Also, the federal moratorium does not automatically prevent evictions. Tenants have to present a declaration form that says they have been affected by the pandemic.
Dyer said last week during a Missouri Bar Association panel discussion that some Missouri judges mention the CDC moratorium and the need for a declaration form in eviction proceedings, but some don’t.
“There is a misconception out there that evictions aren’t happening,” said Camp, who was also a panelist. “And that really couldn’t be further from the truth.”
Boone County has issued 150 notices to vacate since March. In Jackson County, there have been 499 evictions executed from June to October. In Jasper County, there have been 142 evictions this year.
St. Louis County has 333 eviction judgements that are on hold and will be executed as soon as the court’s order and federal order preventing evictions lifts.
But this doesn’t include the thousands of court filings and proceedings going on statewide.
Since March, there have been more than 500 evictions filed in Boone County and nearly 350 in Jasper County. In Jackson County, there were about 3,500 evictions filed from March to October, and about 3,100 in the St. Louis area.
The ACLU filed a federal lawsuit on behalf of the housing advocacy group KC Tenants, alleging that Jackson County Circuit Court’s administrative order allows landlords to defy the CDC moratorium. They allege that the court is forcing tenants to participate in “overly intrusive and potentially retaliatory evidentiary hearings.”
“Every tenant deserves the right to safe, accessible housing,” said Tara Raghuveer, director of KC Tenants. “The Jackson County courts are allowing landlords to strip tenants of that right by evicting them in the middle of a pandemic and economic crisis. It’s inhumane and unconstitutional.”
On the other side of the state, Camp believes that the virtual hearings are denying many tenants their right to due process.
While other counties including Jackson and Boone are holding both in-person and virtual hearings, the St. Louis area ishaving only virtual hearings.
And just as in Logan’s case, some tenants only have the ability to call in using the phone number. They can’t present evidence because they don’t have access to video.
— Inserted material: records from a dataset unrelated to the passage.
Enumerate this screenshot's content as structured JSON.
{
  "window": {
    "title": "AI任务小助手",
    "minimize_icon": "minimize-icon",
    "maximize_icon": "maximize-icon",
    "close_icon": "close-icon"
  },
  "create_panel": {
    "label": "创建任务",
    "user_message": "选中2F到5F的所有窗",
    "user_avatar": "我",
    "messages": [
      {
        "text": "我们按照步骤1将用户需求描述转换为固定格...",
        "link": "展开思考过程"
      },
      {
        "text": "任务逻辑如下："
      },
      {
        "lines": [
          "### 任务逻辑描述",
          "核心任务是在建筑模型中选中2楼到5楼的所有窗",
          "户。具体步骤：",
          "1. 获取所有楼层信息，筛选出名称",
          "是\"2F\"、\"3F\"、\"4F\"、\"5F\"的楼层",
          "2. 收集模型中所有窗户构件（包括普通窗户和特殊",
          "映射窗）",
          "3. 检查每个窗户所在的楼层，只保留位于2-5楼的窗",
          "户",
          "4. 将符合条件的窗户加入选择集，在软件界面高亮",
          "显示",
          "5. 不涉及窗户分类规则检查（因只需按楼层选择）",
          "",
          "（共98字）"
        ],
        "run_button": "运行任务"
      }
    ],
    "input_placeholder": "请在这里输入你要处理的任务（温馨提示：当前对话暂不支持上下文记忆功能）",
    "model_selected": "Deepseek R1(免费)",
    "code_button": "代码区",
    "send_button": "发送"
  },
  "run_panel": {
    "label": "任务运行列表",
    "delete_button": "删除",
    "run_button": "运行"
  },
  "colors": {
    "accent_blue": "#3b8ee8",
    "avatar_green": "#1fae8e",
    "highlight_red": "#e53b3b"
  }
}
They can’t refute evidence that their landlord’s lawyer is presenting because they can’t see it.
“The unanswered questions regarding our arguments over the due process violations in these remote hearings have not yet been reviewed by the high courts,” Camp said, “and no precedent has been established either in our favor or against it.”
Read the full article in the Missouri Independent.